#### PROBLEM STATEMENT
In this exercise, every entry below is to be reproduced word for word.
(Beginning of SOURCE DATA)
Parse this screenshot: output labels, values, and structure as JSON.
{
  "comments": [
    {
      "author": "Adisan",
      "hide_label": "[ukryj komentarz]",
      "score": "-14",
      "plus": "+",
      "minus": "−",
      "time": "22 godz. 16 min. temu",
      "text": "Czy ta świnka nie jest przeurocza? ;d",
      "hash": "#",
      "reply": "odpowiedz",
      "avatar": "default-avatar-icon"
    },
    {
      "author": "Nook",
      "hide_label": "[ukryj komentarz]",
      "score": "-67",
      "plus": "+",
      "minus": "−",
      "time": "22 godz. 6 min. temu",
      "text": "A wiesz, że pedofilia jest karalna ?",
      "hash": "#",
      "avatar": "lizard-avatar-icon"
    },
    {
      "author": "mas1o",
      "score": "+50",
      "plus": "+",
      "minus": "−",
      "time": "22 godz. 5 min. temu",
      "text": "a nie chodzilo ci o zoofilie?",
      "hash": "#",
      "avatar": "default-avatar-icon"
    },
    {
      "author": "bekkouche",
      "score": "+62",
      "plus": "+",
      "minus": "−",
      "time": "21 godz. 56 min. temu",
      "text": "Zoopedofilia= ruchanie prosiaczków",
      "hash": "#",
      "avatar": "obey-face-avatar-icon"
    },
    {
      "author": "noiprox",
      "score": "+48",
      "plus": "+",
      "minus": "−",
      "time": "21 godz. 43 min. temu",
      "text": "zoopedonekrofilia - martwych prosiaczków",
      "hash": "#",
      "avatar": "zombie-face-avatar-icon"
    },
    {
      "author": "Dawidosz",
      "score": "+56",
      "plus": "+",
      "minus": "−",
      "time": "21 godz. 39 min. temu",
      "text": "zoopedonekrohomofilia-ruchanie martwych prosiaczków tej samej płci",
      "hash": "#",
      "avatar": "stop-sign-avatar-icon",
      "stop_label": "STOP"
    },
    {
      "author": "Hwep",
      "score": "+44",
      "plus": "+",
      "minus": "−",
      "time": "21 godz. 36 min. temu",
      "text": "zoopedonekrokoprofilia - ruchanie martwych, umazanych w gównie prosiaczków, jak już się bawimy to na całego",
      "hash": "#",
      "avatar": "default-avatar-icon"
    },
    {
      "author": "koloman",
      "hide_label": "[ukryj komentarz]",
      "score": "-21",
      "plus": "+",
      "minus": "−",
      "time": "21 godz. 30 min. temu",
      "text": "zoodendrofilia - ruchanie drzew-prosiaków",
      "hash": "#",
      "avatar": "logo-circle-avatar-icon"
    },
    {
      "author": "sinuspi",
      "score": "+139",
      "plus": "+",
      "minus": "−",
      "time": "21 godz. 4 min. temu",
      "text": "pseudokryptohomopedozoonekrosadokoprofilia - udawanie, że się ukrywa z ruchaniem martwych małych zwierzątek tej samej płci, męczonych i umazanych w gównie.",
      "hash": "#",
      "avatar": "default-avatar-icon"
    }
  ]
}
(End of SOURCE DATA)
#### WRITTEN ANSWER
Parse this screenshot: output labels, values, and structure as JSON.
{
  "comments": [
    {
      "author": "Adisan",
      "hide_label": "[ukryj komentarz]",
      "score": "-14",
      "plus": "+",
      "minus": "−",
      "time": "22 godz. 16 min. temu",
      "text": "Czy ta świnka nie jest przeurocza? ;d",
      "hash": "#",
      "reply": "odpowiedz",
      "avatar": "default-avatar-icon"
    },
    {
      "author": "Nook",
      "hide_label": "[ukryj komentarz]",
      "score": "-67",
      "plus": "+",
      "minus": "−",
      "time": "22 godz. 6 min. temu",
      "text": "A wiesz, że pedofilia jest karalna ?",
      "hash": "#",
      "avatar": "lizard-avatar-icon"
    },
    {
      "author": "mas1o",
      "score": "+50",
      "plus": "+",
      "minus": "−",
      "time": "22 godz. 5 min. temu",
      "text": "a nie chodzilo ci o zoofilie?",
      "hash": "#",
      "avatar": "default-avatar-icon"
    },
    {
      "author": "bekkouche",
      "score": "+62",
      "plus": "+",
      "minus": "−",
      "time": "21 godz. 56 min. temu",
      "text": "Zoopedofilia= ruchanie prosiaczków",
      "hash": "#",
      "avatar": "obey-face-avatar-icon"
    },
    {
      "author": "noiprox",
      "score": "+48",
      "plus": "+",
      "minus": "−",
      "time": "21 godz. 43 min. temu",
      "text": "zoopedonekrofilia - martwych prosiaczków",
      "hash": "#",
      "avatar": "zombie-face-avatar-icon"
    },
    {
      "author": "Dawidosz",
      "score": "+56",
      "plus": "+",
      "minus": "−",
      "time": "21 godz. 39 min. temu",
      "text": "zoopedonekrohomofilia-ruchanie martwych prosiaczków tej samej płci",
      "hash": "#",
      "avatar": "stop-sign-avatar-icon",
      "stop_label": "STOP"
    },
    {
      "author": "Hwep",
      "score": "+44",
      "plus": "+",
      "minus": "−",
      "time": "21 godz. 36 min. temu",
      "text": "zoopedonekrokoprofilia - ruchanie martwych, umazanych w gównie prosiaczków, jak już się bawimy to na całego",
      "hash": "#",
      "avatar": "default-avatar-icon"
    },
    {
      "author": "koloman",
      "hide_label": "[ukryj komentarz]",
      "score": "-21",
      "plus": "+",
      "minus": "−",
      "time": "21 godz. 30 min. temu",
      "text": "zoodendrofilia - ruchanie drzew-prosiaków",
      "hash": "#",
      "avatar": "logo-circle-avatar-icon"
    },
    {
      "author": "sinuspi",
      "score": "+139",
      "plus": "+",
      "minus": "−",
      "time": "21 godz. 4 min. temu",
      "text": "pseudokryptohomopedozoonekrosadokoprofilia - udawanie, że się ukrywa z ruchaniem martwych małych zwierzątek tej samej płci, męczonych i umazanych w gównie.",
      "hash": "#",
      "avatar": "default-avatar-icon"
    }
  ]
}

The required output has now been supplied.